ORLANDO –Whether he's playing or coaching, Cordarrelle Patterson has high goals.
Patterson exchanged his cleats for a clipboard last week and helped coach an exhibition game for the Special Olympics Unified Flag Football program.
The game kicked off between two local Florida teams sponsored by Tampa Bay and Miami. Patterson and Vikings teammate Linval Joseph coached the Buccaneers squad that ran away with a double-digit victory.
"It's always fun winning. When I came out here, my expectations were high," Patterson said with a smile. "It's fun coming out here with these kids for the Special Olympics and trying to put smiles on [the faces] of each and every one of them."
Joseph, who received his first Pro Bowl nod after his performance during the 2016 season, said the event was a highlight of his time in Orlando. He described the afternoon as both fun and emotional.
"They just love being around us, and we love being around them," Joseph said of the athletes. "Just seeing them happy [is what it's all about]."
The program's "unified" designation indicates teams that are made up of both Special Olympics athletes as well as youth with no disabilities.
Ellen Herold, the Communications Director for Special Olympics Florida, said that partnering with NFL PLAY 60 provided an invaluable platform to help increase awareness and involvement with the organization.
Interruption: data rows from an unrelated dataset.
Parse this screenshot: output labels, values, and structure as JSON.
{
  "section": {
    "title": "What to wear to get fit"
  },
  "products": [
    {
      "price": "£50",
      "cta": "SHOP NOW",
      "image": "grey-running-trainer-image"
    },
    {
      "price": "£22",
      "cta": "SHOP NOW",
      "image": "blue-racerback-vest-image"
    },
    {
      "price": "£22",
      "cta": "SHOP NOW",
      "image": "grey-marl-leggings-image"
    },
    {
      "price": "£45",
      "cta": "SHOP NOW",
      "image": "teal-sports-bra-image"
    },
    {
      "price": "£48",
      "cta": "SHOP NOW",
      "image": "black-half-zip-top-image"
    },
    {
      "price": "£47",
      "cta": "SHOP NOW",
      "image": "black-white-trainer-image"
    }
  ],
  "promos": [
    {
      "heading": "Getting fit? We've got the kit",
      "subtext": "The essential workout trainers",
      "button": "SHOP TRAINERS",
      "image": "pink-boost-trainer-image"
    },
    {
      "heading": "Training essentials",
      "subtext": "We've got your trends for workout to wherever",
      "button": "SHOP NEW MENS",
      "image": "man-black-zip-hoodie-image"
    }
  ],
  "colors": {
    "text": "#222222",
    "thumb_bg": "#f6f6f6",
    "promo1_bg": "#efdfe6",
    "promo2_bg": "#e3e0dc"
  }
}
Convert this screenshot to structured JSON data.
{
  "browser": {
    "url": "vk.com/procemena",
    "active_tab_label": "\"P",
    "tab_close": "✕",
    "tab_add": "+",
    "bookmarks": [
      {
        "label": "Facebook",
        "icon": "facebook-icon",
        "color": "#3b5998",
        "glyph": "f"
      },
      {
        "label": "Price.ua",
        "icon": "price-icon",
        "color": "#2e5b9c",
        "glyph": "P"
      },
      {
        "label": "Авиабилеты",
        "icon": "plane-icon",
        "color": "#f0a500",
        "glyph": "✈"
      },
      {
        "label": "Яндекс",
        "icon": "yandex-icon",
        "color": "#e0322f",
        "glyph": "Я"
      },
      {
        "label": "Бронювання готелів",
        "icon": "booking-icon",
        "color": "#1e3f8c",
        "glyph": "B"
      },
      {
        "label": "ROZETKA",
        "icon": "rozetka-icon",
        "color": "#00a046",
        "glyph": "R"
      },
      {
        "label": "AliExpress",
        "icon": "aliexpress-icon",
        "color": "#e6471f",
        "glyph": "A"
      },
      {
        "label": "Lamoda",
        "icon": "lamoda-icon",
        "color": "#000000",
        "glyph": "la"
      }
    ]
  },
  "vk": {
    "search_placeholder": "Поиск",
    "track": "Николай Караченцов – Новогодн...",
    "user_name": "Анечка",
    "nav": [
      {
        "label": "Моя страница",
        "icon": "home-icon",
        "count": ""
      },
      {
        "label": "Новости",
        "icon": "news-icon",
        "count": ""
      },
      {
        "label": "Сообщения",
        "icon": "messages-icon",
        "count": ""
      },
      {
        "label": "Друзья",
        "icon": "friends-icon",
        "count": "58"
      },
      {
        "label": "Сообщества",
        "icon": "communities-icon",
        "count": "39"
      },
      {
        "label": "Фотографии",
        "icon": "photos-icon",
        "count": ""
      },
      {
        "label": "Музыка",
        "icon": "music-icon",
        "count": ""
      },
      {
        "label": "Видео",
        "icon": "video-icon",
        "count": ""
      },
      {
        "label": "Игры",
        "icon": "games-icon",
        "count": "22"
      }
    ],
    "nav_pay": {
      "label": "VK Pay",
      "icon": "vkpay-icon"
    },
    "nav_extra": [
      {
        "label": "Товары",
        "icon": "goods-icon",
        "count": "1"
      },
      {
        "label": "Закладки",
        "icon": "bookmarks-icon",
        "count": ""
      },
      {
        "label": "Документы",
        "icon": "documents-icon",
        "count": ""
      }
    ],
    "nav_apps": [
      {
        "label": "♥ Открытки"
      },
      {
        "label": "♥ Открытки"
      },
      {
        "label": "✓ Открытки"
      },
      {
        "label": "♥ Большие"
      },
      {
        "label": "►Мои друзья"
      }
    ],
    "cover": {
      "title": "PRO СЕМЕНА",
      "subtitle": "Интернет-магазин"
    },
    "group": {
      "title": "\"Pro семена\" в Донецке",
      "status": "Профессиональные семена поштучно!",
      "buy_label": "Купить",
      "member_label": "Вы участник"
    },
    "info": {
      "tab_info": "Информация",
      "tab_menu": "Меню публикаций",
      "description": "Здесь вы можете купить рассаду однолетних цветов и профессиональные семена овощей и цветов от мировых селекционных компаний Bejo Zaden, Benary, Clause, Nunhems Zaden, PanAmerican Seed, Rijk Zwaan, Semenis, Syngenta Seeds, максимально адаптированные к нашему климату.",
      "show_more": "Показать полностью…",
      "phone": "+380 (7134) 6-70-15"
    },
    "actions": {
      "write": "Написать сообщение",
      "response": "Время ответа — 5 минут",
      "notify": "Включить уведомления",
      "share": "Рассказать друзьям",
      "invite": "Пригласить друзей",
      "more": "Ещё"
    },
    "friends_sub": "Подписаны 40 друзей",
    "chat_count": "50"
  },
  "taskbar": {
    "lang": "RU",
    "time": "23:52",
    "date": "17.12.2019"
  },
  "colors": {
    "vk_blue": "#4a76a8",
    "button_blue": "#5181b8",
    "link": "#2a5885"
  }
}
Herold also emphasized the significance of NFL players participating in the activities.
"They look up to these players and see them on TV each week, so the chance to play and interact and meet them [makes] a huge impact," said Herold. "Especially when they're promoting PLAY 60 and being active and healthy, which is a shared goal for Special Olympics."
View images of the Vikings taking part in cheering and coaching at the Special Olympics game at the 2017 Pro Bowl.
Joseph and Patterson fully immersed themselves in the competition – cheering for their players, breaking down team huddles and running down the sideline to follow big plays.
A little good-natured competition existed between coaches, as well.
"Linval was just telling them to rush the quarterback the whole time," Patterson quipped. "I was there telling the quarterbacks how to throw, the receivers how to catch the ball and the running backs how to run it. That's just the kind of guy I am – I coach them all. I don't just coach one position."
Patterson, in his second career Pro Bowl, said it was important for himself and other NFL athletes to take the time to give back. In spending a small chunk of their afternoon with the youth, a significant impact was made.
The event reminded Patterson what it was like to be a young athlete with big goals.
"It means so much to them," Patterson said. "When we were little, we looked up to those older guys in the NFL and what it takes to get there, and they're probably saying the same things."
Keith McMaster, an on-field coordinator for NFL PLAY 60, said the partnership and exhibition game stressed an ongoing message for PLAY 60.
"It's not just for certain athletes; it's for all athletes," McMaster said. "We're inclusive of all athletes of any level, any skill, any age."
"It's an impact that [you can't recognize] until you're out here playing," McMaster added. "And for these kids, it's a once-in-a-lifetime experience."